Obviously, we all think our daughters are beautiful, so I can say without fear that I think my daughters are beautiful. Have you ever noticed how often someone tells your daughter they are cute, beautiful, pretty? I catch myself doing it all the time, and even though I mean well, that is one of the most surfacy comments I could give. Even though I think my daughters are cute, they are so much more than that and anyone who puts the time in to get to know them learns that too. So, I make a conscious effort to tell my girls they are also smart, fun, caring, sweet, kind, strong, active, hilarious, generous, talented, a good friend, and a loving person. I want to build them up in ways that are more important than appearance.
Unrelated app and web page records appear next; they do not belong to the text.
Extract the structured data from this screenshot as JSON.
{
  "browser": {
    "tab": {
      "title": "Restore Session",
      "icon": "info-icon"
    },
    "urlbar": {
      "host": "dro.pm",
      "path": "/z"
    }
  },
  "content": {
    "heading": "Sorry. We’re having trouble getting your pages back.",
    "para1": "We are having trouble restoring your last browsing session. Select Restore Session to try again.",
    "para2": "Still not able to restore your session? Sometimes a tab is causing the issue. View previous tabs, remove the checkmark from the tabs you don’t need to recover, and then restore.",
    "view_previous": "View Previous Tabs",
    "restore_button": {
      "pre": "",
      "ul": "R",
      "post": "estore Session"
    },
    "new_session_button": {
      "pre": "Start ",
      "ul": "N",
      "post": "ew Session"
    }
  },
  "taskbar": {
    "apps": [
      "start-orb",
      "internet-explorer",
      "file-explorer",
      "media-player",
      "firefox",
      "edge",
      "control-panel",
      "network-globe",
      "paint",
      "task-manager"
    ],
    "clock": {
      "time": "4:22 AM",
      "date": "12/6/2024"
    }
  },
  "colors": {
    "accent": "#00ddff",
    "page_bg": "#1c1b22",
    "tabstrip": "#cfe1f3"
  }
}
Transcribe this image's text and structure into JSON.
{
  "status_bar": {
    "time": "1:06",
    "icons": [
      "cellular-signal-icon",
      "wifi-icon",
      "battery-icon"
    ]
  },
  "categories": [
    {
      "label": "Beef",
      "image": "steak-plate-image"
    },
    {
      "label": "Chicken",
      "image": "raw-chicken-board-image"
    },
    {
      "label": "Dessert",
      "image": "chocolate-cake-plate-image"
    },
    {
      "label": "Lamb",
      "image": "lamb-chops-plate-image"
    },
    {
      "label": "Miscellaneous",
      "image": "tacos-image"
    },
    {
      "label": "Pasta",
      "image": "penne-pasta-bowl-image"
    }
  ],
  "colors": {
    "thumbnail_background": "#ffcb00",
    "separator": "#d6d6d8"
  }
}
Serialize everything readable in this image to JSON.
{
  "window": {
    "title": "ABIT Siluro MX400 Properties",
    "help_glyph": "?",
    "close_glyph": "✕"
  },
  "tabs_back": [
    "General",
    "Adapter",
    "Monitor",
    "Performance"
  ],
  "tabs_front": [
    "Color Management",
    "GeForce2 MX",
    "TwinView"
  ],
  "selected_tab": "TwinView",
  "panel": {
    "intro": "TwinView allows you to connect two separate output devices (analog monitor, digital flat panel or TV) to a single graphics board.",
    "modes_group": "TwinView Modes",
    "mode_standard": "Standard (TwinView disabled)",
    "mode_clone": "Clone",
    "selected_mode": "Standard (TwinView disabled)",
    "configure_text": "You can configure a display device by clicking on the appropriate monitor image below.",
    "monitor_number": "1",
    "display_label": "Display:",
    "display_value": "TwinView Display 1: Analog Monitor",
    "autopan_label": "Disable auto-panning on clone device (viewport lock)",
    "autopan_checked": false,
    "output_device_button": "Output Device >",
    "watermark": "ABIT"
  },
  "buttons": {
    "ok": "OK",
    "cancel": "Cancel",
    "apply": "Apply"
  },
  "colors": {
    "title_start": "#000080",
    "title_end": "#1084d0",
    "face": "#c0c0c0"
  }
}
7. She may not be liked by everyone
This might sound harsh, but I feel the sooner someone understands this, the better. At four years old, my oldest daughter was told by another little girl that she is ugly. My daughter knew it was mean, but didn’t know what the word meant. I was sad and wanted to talk to the other mother, but I didn’t. I decided it was time to be more honest with my daughter about people. I told her, “Some individuals in this world are unhappy and not friendly, and not everyone is going to like you, and that is okay. You have enough people in this world who think you are amazing and who love you very much. Loving who you are, and loving who can, is the most important thing.”

To learn more about how to make healthy choices for your family and to find balance in the home, social and work life, join me at the Professional Development Integrative Lifestyle Forum on September 29, 2017, at The Rhythm City Casino in Davenport, IA.

Khloe Beaird, Health Coach
Specializes in elimination diets, weight management and helping moms who want to improve the quality of food and life for their families.